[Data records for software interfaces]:
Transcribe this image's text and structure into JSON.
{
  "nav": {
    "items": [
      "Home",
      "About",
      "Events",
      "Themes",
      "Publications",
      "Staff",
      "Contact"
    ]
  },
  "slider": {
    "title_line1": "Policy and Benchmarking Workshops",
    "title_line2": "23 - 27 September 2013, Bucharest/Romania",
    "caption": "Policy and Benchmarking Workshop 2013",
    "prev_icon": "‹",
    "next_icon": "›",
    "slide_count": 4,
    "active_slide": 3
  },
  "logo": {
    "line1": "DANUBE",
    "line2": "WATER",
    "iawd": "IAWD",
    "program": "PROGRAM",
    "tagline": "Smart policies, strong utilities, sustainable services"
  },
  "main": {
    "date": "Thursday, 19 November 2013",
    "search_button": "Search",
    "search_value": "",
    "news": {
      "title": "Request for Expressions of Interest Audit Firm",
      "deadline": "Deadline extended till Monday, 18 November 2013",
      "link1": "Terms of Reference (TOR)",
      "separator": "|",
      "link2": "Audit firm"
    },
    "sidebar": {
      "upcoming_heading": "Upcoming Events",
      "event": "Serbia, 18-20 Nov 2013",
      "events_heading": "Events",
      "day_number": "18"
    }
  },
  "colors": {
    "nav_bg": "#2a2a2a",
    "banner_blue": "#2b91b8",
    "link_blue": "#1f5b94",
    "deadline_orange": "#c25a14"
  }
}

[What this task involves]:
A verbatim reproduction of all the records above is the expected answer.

[Exercise answer]:
Transcribe this image's text and structure into JSON.
{
  "nav": {
    "items": [
      "Home",
      "About",
      "Events",
      "Themes",
      "Publications",
      "Staff",
      "Contact"
    ]
  },
  "slider": {
    "title_line1": "Policy and Benchmarking Workshops",
    "title_line2": "23 - 27 September 2013, Bucharest/Romania",
    "caption": "Policy and Benchmarking Workshop 2013",
    "prev_icon": "‹",
    "next_icon": "›",
    "slide_count": 4,
    "active_slide": 3
  },
  "logo": {
    "line1": "DANUBE",
    "line2": "WATER",
    "iawd": "IAWD",
    "program": "PROGRAM",
    "tagline": "Smart policies, strong utilities, sustainable services"
  },
  "main": {
    "date": "Thursday, 19 November 2013",
    "search_button": "Search",
    "search_value": "",
    "news": {
      "title": "Request for Expressions of Interest Audit Firm",
      "deadline": "Deadline extended till Monday, 18 November 2013",
      "link1": "Terms of Reference (TOR)",
      "separator": "|",
      "link2": "Audit firm"
    },
    "sidebar": {
      "upcoming_heading": "Upcoming Events",
      "event": "Serbia, 18-20 Nov 2013",
      "events_heading": "Events",
      "day_number": "18"
    }
  },
  "colors": {
    "nav_bg": "#2a2a2a",
    "banner_blue": "#2b91b8",
    "link_blue": "#1f5b94",
    "deadline_orange": "#c25a14"
  }
}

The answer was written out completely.